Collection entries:
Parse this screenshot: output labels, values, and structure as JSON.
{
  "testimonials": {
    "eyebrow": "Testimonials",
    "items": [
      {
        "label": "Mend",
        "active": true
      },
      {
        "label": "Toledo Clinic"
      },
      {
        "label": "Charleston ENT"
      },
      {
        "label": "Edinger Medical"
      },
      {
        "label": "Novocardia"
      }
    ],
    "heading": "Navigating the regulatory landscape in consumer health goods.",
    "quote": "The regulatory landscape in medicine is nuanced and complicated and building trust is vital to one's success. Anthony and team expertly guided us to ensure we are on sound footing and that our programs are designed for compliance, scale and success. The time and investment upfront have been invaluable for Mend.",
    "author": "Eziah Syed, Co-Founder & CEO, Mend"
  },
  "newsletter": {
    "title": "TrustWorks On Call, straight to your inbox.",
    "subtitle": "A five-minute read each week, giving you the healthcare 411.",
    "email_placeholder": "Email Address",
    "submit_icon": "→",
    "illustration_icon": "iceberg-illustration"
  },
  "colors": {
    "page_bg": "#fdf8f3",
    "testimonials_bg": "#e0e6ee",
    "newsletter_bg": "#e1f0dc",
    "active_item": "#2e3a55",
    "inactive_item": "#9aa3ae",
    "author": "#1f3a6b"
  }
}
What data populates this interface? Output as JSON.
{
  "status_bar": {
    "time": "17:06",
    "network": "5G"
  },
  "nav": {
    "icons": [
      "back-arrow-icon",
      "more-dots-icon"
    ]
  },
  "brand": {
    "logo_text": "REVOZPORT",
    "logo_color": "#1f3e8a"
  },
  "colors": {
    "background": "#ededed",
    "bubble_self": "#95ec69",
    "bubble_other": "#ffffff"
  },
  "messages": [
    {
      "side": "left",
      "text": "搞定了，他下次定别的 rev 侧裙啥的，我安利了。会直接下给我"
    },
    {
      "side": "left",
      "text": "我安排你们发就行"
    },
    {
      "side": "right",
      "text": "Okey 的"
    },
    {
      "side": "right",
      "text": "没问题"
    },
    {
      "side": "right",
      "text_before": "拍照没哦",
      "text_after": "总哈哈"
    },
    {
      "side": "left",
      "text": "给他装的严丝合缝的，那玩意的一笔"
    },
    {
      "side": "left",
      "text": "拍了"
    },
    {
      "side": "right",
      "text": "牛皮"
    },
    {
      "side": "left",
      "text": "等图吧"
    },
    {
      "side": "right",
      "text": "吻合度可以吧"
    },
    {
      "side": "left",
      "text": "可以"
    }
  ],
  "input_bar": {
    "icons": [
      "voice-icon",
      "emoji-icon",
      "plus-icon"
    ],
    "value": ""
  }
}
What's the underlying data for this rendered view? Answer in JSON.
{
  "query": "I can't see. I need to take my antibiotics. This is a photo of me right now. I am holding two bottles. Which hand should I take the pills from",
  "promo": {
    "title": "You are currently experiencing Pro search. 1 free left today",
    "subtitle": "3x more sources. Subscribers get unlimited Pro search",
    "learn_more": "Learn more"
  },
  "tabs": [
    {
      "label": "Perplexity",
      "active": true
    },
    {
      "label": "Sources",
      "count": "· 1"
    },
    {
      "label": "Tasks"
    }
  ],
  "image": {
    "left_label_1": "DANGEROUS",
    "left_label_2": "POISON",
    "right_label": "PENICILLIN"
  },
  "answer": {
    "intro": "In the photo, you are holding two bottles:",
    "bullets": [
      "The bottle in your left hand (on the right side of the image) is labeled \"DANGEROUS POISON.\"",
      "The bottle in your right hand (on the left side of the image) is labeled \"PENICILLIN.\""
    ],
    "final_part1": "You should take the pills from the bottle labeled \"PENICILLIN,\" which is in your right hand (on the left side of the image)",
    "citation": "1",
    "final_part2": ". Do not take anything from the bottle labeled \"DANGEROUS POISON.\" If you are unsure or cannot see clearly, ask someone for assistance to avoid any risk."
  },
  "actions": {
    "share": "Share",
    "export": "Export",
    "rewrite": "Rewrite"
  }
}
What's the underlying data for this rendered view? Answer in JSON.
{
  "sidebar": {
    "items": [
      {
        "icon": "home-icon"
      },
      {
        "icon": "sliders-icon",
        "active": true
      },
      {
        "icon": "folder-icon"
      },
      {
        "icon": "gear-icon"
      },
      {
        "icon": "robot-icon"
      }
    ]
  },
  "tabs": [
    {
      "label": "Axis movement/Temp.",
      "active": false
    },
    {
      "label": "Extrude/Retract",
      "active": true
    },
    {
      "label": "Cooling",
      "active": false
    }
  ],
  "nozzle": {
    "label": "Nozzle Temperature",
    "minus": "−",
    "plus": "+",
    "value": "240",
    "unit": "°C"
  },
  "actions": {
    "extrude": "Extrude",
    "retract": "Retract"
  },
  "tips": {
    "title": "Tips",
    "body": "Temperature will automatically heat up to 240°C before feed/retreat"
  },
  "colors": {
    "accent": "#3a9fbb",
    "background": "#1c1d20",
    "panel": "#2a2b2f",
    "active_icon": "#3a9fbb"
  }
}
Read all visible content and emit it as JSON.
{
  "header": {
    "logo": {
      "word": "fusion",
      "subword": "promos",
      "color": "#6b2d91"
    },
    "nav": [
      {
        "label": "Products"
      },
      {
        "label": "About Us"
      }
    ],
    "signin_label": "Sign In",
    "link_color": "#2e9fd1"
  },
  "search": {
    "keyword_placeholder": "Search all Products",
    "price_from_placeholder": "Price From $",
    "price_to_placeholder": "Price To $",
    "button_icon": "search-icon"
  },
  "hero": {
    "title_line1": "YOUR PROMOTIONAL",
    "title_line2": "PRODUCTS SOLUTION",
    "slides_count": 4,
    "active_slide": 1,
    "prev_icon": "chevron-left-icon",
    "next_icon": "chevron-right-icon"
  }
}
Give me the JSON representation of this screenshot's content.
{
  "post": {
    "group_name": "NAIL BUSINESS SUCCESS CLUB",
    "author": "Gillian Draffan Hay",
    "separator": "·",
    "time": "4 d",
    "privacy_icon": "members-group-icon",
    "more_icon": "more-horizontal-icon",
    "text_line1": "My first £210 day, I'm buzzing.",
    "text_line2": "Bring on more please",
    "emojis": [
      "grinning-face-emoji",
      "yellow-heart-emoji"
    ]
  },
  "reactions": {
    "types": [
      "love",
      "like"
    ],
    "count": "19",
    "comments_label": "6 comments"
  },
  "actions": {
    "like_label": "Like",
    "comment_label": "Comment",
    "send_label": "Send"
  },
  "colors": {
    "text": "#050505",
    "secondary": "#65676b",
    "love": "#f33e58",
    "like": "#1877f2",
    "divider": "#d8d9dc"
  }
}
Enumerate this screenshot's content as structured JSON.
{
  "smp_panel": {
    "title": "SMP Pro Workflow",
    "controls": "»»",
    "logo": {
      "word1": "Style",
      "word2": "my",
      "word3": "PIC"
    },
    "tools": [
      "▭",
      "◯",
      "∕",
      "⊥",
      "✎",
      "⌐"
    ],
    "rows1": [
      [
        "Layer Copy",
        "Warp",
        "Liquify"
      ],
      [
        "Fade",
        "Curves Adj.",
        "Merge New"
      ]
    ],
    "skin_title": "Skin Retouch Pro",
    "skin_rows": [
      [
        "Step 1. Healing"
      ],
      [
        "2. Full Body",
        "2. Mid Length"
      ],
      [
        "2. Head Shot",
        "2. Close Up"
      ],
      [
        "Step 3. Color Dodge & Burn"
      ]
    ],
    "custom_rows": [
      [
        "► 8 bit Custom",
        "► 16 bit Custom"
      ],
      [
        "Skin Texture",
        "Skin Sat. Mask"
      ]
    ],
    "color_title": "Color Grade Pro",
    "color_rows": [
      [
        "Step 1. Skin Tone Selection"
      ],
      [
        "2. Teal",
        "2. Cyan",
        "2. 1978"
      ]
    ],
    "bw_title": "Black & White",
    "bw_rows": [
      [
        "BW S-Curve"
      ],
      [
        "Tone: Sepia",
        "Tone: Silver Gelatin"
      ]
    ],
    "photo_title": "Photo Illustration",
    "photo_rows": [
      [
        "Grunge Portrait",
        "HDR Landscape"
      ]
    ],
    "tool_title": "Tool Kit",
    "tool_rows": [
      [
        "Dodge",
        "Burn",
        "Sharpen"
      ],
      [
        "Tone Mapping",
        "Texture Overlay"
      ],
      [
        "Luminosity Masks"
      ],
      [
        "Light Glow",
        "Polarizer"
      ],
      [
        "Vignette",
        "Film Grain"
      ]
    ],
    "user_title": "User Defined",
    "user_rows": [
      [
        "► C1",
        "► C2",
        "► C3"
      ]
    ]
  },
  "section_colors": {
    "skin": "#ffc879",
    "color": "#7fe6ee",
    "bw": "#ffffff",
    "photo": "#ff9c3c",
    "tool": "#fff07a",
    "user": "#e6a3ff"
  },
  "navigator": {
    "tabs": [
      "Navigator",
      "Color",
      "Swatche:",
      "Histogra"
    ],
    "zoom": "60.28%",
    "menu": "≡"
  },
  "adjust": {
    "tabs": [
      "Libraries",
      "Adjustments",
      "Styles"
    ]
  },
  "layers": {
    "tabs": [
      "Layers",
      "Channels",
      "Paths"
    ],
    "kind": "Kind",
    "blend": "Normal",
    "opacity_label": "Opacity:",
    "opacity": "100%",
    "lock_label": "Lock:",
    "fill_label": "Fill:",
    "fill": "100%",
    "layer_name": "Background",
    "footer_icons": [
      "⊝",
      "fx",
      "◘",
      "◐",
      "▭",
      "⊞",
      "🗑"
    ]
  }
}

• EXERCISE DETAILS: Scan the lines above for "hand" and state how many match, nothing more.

• RESULT: 4